#### [What is required]
Write out every entry exactly as it appears.

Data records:
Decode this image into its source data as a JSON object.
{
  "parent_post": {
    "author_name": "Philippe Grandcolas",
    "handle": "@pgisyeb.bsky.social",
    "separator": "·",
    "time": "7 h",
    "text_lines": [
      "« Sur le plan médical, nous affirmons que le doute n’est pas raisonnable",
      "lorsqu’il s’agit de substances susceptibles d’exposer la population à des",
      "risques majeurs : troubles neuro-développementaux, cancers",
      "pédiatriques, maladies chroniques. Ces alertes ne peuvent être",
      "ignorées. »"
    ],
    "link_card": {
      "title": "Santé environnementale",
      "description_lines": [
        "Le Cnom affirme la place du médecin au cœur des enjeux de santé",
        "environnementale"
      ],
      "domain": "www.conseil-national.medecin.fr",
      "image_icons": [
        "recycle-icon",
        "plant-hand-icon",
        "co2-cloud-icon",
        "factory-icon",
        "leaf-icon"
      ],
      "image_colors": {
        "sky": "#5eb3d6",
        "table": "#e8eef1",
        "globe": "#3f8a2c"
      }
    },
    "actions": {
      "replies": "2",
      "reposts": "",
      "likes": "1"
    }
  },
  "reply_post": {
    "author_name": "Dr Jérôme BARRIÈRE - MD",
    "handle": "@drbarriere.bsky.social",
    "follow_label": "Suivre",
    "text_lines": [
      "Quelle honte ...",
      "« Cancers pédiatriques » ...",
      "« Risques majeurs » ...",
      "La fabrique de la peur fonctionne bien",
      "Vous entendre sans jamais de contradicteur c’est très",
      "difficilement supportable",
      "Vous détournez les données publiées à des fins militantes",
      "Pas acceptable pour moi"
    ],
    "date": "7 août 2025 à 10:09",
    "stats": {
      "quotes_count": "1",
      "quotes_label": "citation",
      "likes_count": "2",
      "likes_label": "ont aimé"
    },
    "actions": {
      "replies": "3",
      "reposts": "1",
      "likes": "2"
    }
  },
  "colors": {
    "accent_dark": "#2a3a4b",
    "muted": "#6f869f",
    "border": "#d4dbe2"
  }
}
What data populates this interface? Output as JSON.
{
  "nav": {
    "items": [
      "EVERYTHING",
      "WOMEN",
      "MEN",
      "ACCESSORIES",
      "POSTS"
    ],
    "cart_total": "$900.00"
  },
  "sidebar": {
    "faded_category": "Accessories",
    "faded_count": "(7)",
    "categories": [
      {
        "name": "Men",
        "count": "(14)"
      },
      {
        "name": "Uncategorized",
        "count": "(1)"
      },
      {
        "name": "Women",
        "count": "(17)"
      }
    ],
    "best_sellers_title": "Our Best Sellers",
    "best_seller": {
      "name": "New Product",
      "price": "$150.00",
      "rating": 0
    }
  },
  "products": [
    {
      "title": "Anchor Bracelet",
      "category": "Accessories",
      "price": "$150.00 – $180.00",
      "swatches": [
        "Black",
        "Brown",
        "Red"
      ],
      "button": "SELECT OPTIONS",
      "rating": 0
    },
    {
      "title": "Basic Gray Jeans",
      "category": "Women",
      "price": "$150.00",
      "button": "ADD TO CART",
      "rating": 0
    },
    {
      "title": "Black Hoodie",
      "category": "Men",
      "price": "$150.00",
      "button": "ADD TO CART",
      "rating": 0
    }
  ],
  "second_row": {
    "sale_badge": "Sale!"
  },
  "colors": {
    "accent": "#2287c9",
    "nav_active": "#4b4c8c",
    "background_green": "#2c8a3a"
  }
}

#### [Result]
Decode this image into its source data as a JSON object.
{
  "parent_post": {
    "author_name": "Philippe Grandcolas",
    "handle": "@pgisyeb.bsky.social",
    "separator": "·",
    "time": "7 h",
    "text_lines": [
      "« Sur le plan médical, nous affirmons que le doute n’est pas raisonnable",
      "lorsqu’il s’agit de substances susceptibles d’exposer la population à des",
      "risques majeurs : troubles neuro-développementaux, cancers",
      "pédiatriques, maladies chroniques. Ces alertes ne peuvent être",
      "ignorées. »"
    ],
    "link_card": {
      "title": "Santé environnementale",
      "description_lines": [
        "Le Cnom affirme la place du médecin au cœur des enjeux de santé",
        "environnementale"
      ],
      "domain": "www.conseil-national.medecin.fr",
      "image_icons": [
        "recycle-icon",
        "plant-hand-icon",
        "co2-cloud-icon",
        "factory-icon",
        "leaf-icon"
      ],
      "image_colors": {
        "sky": "#5eb3d6",
        "table": "#e8eef1",
        "globe": "#3f8a2c"
      }
    },
    "actions": {
      "replies": "2",
      "reposts": "",
      "likes": "1"
    }
  },
  "reply_post": {
    "author_name": "Dr Jérôme BARRIÈRE - MD",
    "handle": "@drbarriere.bsky.social",
    "follow_label": "Suivre",
    "text_lines": [
      "Quelle honte ...",
      "« Cancers pédiatriques » ...",
      "« Risques majeurs » ...",
      "La fabrique de la peur fonctionne bien",
      "Vous entendre sans jamais de contradicteur c’est très",
      "difficilement supportable",
      "Vous détournez les données publiées à des fins militantes",
      "Pas acceptable pour moi"
    ],
    "date": "7 août 2025 à 10:09",
    "stats": {
      "quotes_count": "1",
      "quotes_label": "citation",
      "likes_count": "2",
      "likes_label": "ont aimé"
    },
    "actions": {
      "replies": "3",
      "reposts": "1",
      "likes": "2"
    }
  },
  "colors": {
    "accent_dark": "#2a3a4b",
    "muted": "#6f869f",
    "border": "#d4dbe2"
  }
}
What data populates this interface? Output as JSON.
{
  "nav": {
    "items": [
      "EVERYTHING",
      "WOMEN",
      "MEN",
      "ACCESSORIES",
      "POSTS"
    ],
    "cart_total": "$900.00"
  },
  "sidebar": {
    "faded_category": "Accessories",
    "faded_count": "(7)",
    "categories": [
      {
        "name": "Men",
        "count": "(14)"
      },
      {
        "name": "Uncategorized",
        "count": "(1)"
      },
      {
        "name": "Women",
        "count": "(17)"
      }
    ],
    "best_sellers_title": "Our Best Sellers",
    "best_seller": {
      "name": "New Product",
      "price": "$150.00",
      "rating": 0
    }
  },
  "products": [
    {
      "title": "Anchor Bracelet",
      "category": "Accessories",
      "price": "$150.00 – $180.00",
      "swatches": [
        "Black",
        "Brown",
        "Red"
      ],
      "button": "SELECT OPTIONS",
      "rating": 0
    },
    {
      "title": "Basic Gray Jeans",
      "category": "Women",
      "price": "$150.00",
      "button": "ADD TO CART",
      "rating": 0
    },
    {
      "title": "Black Hoodie",
      "category": "Men",
      "price": "$150.00",
      "button": "ADD TO CART",
      "rating": 0
    }
  ],
  "second_row": {
    "sale_badge": "Sale!"
  },
  "colors": {
    "accent": "#2287c9",
    "nav_active": "#4b4c8c",
    "background_green": "#2c8a3a"
  }
}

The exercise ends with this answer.